UK judge rules WikiLeaks' Assange should not be extradited to US
NBC News | London
The Daily Tribune – www.newsofbahrain.com
WikiLeaks founder Julian Assange cannot be legally extradited to the US to face espionage charges over the publication of secret American military documents, a British court ruled Monday.
District Judge Vanessa Baraitser delivered her decision at London's Old Bailey court, in a case that has pitted national security against freedom of expression. A crowd of reporters gathered outside as a small group of supporters chanted "Free Julian Assange."
If successful Assange, 49, could still be transferred to the US, where he faces a maximum of 175 years in prison if convicted on 17 espionage charges and one charge of computer misuse.
Referring to Assange's defence team's argument that the UK's action against him is political and therefore incompatible with the US-UK extradition treaty, the judge said this "didn't provide the basis to prevent" his extradition.
But Assange's team argued that he could not be extradited on health grounds and Baraitser accepted that Assange suffers from clinical depression and had struggled to control thoughts of suicide or self-harm. the judge agreed with this argument and ordered his discharge.
Assange has consistently claimed he was acting as a journalist but Baraitser said Assange's activity in receiving hundreds of thousands of classified files from US Army intelligence analyst Chelsea Manning went beyond investigative journalism.
The judge dismissed a range of Assange team protests about the extradition, including their claim that a jury in any US court action will be made up of government employees and therefore biased, and that he will not be afforded protections under the US Constitution.
"I've considered and rejected any suggestion that as a foreign national Mr Assange would not be afforded the protections of the US Constitution," she said.
Prosecutors in the US say Assange conspired with Manning to hack into a Pentagon computer and release hundreds of thousands of secret diplomatic cables and military files.
Assange listened silently to the judge's summation, wearing a blue suit and grey face mask.
Among those files published in 2010 by WikiLeaks was a video of a 2007 Apache helicopter attack by American forces in Baghdad, which killed a dozen people.
Assange's supporters say the leaked documents exposed US military wrongdoing and argue he was acting as a journalist.
The Australian national has been in a British prison since his ejection from the Ecuadorian Embassy in London in April 2019. He was granted asylum by Ecuador in 2012 over fears he could face possible extradition to the US related to his work with WikiLeaks. He also sought to avoid extradition to Sweden over sex offence allegations, which were subsequently dropped in 2015.
Ahead of the ruling, Assange's partner, Stella Moris, with whom he had two children while living in the embassy, told NBC News in a US TV exclusive that he was "an innocent man who's been in prison for almost two years for publishing the truth about state crimes, about war crimes, about human rights abuses. This is a stain on democracy."
Calling on President Donald Trump and President-elect Joe Biden to pardon him, she said it would save Assange's life, save her family's life and "also save the First Amendment."

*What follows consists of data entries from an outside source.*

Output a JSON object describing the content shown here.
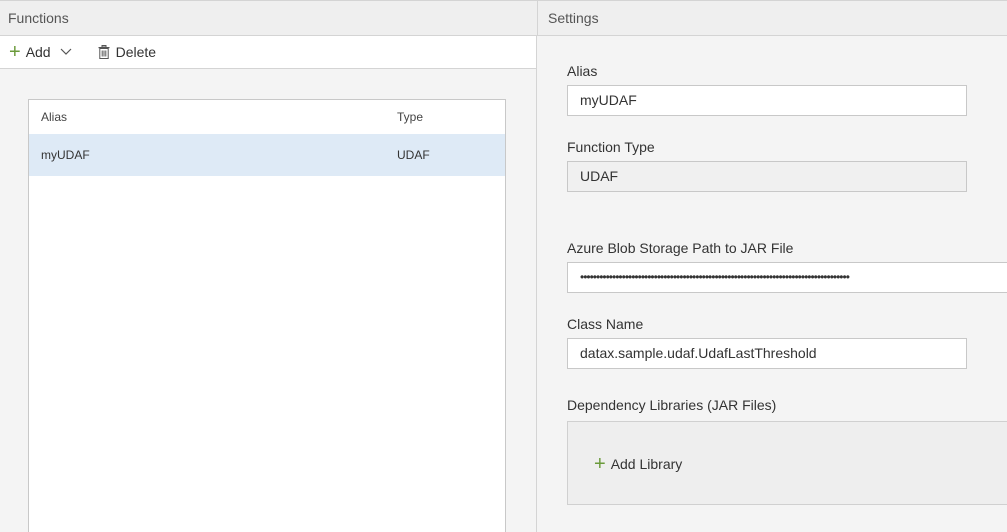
{
  "panels": {
    "functions_title": "Functions",
    "settings_title": "Settings"
  },
  "toolbar": {
    "add_label": "Add",
    "delete_label": "Delete"
  },
  "table": {
    "headers": {
      "alias": "Alias",
      "type": "Type"
    },
    "rows": [
      {
        "alias": "myUDAF",
        "type": "UDAF"
      }
    ]
  },
  "settings": {
    "alias_label": "Alias",
    "alias_value": "myUDAF",
    "function_type_label": "Function Type",
    "function_type_value": "UDAF",
    "jar_path_label": "Azure Blob Storage Path to JAR File",
    "jar_path_value": "••••••••••••••••••••••••••••••••••••••••••••••••••••••••••••••••••••••••••••••••••••",
    "class_name_label": "Class Name",
    "class_name_value": "datax.sample.udaf.UdafLastThreshold",
    "dependency_label": "Dependency Libraries (JAR Files)",
    "add_library_label": "Add Library"
  },
  "colors": {
    "accent_green": "#6a9a3a",
    "selected_row": "#deeaf6",
    "header_bg": "#efefef"
  },
  "icons": {
    "add": "plus-icon",
    "add_menu": "chevron-down-icon",
    "delete": "trash-icon",
    "add_library": "plus-icon"
  }
}
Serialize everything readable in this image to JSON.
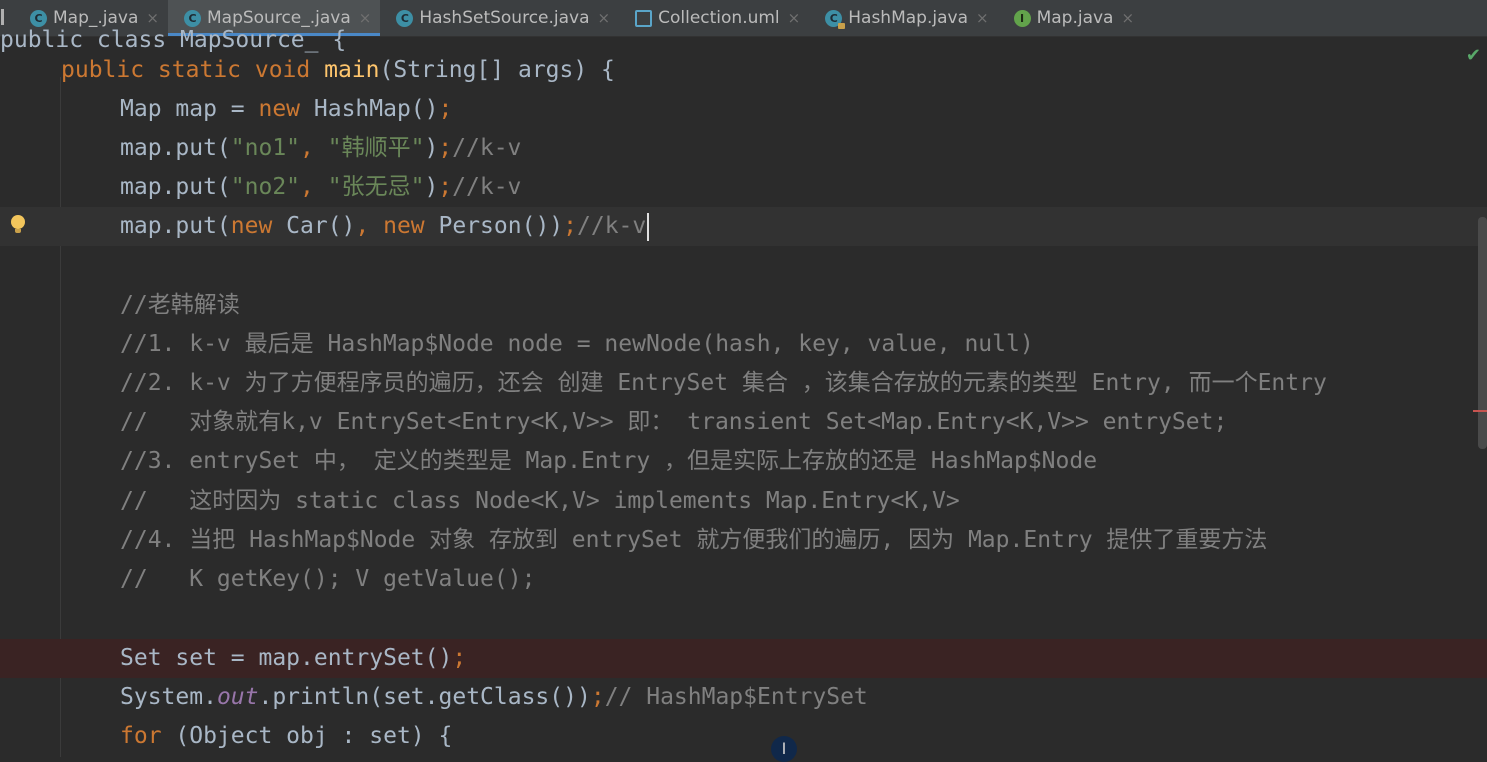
{
  "tabs": [
    {
      "label": "Map_.java",
      "icon": "class-icon",
      "active": false
    },
    {
      "label": "MapSource_.java",
      "icon": "class-icon",
      "active": true
    },
    {
      "label": "HashSetSource.java",
      "icon": "class-icon",
      "active": false
    },
    {
      "label": "Collection.uml",
      "icon": "uml-icon",
      "active": false
    },
    {
      "label": "HashMap.java",
      "icon": "class-locked-icon",
      "active": false
    },
    {
      "label": "Map.java",
      "icon": "interface-icon",
      "active": false
    }
  ],
  "tab_close_glyph": "×",
  "icon_letters": {
    "class": "C",
    "interface": "I"
  },
  "status": {
    "check_glyph": "✔"
  },
  "cursor_glyph": "I",
  "code_lines": [
    [
      [
        "pl",
        "public class MapSource_ {"
      ]
    ],
    [
      [
        "kw",
        "public static void "
      ],
      [
        "fn",
        "main"
      ],
      [
        "pl",
        "(String[] args) {"
      ]
    ],
    [
      [
        "pl",
        "Map map = "
      ],
      [
        "kw",
        "new "
      ],
      [
        "pl",
        "HashMap()"
      ],
      [
        "kw",
        ";"
      ]
    ],
    [
      [
        "pl",
        "map.put("
      ],
      [
        "str",
        "\"no1\""
      ],
      [
        "kw",
        ", "
      ],
      [
        "str",
        "\"韩顺平\""
      ],
      [
        "pl",
        ")"
      ],
      [
        "kw",
        ";"
      ],
      [
        "com",
        "//k-v"
      ]
    ],
    [
      [
        "pl",
        "map.put("
      ],
      [
        "str",
        "\"no2\""
      ],
      [
        "kw",
        ", "
      ],
      [
        "str",
        "\"张无忌\""
      ],
      [
        "pl",
        ")"
      ],
      [
        "kw",
        ";"
      ],
      [
        "com",
        "//k-v"
      ]
    ],
    [
      [
        "pl",
        "map.put("
      ],
      [
        "kw",
        "new "
      ],
      [
        "pl",
        "Car()"
      ],
      [
        "kw",
        ", new "
      ],
      [
        "pl",
        "Person())"
      ],
      [
        "kw",
        ";"
      ],
      [
        "com",
        "//k-v"
      ]
    ],
    [],
    [
      [
        "com",
        "//老韩解读"
      ]
    ],
    [
      [
        "com",
        "//1. k-v 最后是 HashMap$Node node = newNode(hash, key, value, null)"
      ]
    ],
    [
      [
        "com",
        "//2. k-v 为了方便程序员的遍历，还会 创建 EntrySet 集合 ，该集合存放的元素的类型 Entry, 而一个Entry"
      ]
    ],
    [
      [
        "com",
        "//   对象就有k,v EntrySet<Entry<K,V>> 即： transient Set<Map.Entry<K,V>> entrySet;"
      ]
    ],
    [
      [
        "com",
        "//3. entrySet 中， 定义的类型是 Map.Entry ，但是实际上存放的还是 HashMap$Node"
      ]
    ],
    [
      [
        "com",
        "//   这时因为 static class Node<K,V> implements Map.Entry<K,V>"
      ]
    ],
    [
      [
        "com",
        "//4. 当把 HashMap$Node 对象 存放到 entrySet 就方便我们的遍历, 因为 Map.Entry 提供了重要方法"
      ]
    ],
    [
      [
        "com",
        "//   K getKey(); V getValue();"
      ]
    ],
    [],
    [
      [
        "pl",
        "Set set = map.entrySet()"
      ],
      [
        "kw",
        ";"
      ]
    ],
    [
      [
        "pl",
        "System."
      ],
      [
        "st",
        "out"
      ],
      [
        "pl",
        ".println(set.getClass())"
      ],
      [
        "kw",
        ";"
      ],
      [
        "com",
        "// HashMap$EntrySet"
      ]
    ],
    [
      [
        "kw",
        "for "
      ],
      [
        "pl",
        "(Object obj : set) {"
      ]
    ]
  ]
}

"Democracy itself is at stake with this case, because it's a frontal attack on our right to know, on holding governments accountable," said Moris, who was a member of Assange's legal team.
Assange has remained in prison since the US extradition hearings began in February. They were postponed until September due to the coronavirus pandemic.
Moris said she was "extremely worried" because there had been a Covid-19 outbreak on his wing. She added that her children spoke to Assange daily, "but they should be with their father. They should have their father's comfort in his house. And they can't."
Agnes Callamard, director of Columbia University Global Freedom of Expression, an initiative that works to protect the free flow of information, said that "Assange's leaks and reporting are protected under the right to freedom of expression" and that "reporting unlawful killings is protected under international law."
Speaking ahead of the ruling, she said the English court should reject the extradition to the US where Assange would likely "become the first journalist to be prosecuted for exposing human rights violations and war crimes."
"Governments may legitimately withhold information but not that which concern violations of international human rights and humanitarian law because of their public interest," she added.
The ruling comes at a delicate time for transatlantic relations. The UK is keen to strike a post-Brexit trade deal with the U.S., which is itself preparing for a new administration under Biden.
Last year, the United States refused to extradite to Britain a US diplomat's wife, Anne Sacoolas, who was involved in a car crash that killed a British teenager.